Thompson got drunk and stoned with the Angels on the beach, and stuck around when things got ugly — something he avoided while writing the book. An Angel named Junkie George started beating his wife to a pulp on the rocks. When Junkie George laid into his dog as well, Thompson spoke up. That was all it took for several Angels to start pounding on Thompson’s skull and ribs.
“All during this stomping, I could see the guy who had originally teed off on me just out of nowhere, with no warning, circling around with a rock that must’ve weighed about 10 or 20 pounds,” Thompson later recalled during a 1967 interview with Studs Terkel. “I tried to keep my eyes on him because I didn’t want to get my skull fractured.”
Thompson somehow survived the beating, and became a literary icon. After getting knocked around, Thompson never delivered the one or two kegs of beer he promised the Oakland Angels for giving him access to them. Ralph “Sonny” Barger, founder of the Oakland Hell’s Angels, never denied the beating.
“He got beat up by us, but he set that up,” Barger later said. ” He got in an argument with a guy, he caused a fight, he got beat up…”
“I used to throw beer bottles into bar mirrors and stuff like that,” Thompson said of his time with the Hell’s Angels. “I was seeing a very ugly side of myself a lot of times.
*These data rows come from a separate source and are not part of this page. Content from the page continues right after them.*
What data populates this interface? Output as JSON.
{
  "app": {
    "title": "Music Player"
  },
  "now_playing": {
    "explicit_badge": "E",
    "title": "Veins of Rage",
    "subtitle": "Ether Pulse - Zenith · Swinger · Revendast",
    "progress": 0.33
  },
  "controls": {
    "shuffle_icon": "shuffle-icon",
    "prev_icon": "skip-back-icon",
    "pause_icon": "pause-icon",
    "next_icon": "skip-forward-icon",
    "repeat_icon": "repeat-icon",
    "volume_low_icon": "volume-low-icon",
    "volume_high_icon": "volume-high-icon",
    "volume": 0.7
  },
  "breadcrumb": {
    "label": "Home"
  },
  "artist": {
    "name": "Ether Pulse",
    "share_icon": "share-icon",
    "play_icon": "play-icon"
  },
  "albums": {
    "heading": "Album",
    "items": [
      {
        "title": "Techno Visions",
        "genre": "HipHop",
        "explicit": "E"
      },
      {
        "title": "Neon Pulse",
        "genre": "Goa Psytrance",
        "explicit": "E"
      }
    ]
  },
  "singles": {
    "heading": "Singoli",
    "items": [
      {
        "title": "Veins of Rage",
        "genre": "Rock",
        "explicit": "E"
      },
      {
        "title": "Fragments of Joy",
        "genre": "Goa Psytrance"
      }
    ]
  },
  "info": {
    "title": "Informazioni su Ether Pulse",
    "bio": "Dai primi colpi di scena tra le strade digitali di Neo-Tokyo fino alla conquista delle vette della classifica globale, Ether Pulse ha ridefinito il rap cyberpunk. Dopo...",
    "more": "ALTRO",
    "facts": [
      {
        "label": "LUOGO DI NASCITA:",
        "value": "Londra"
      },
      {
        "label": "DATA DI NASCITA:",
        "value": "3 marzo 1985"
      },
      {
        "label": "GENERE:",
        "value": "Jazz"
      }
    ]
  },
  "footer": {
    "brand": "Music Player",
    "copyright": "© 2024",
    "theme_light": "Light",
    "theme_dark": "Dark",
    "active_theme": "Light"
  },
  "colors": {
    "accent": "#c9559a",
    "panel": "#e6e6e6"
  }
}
I’m much more conscious of the kind of anger that lurks on and on, everywhere.”
Litquake celebrates the 50th anniversary of the publication of “Hell’s Angels” with Gonzo: 50 Years of Hunter S. Thompson on Saturday October 8 at 8 p.m. at the Swedish American Hall, 2174 Market Street, San Francisco.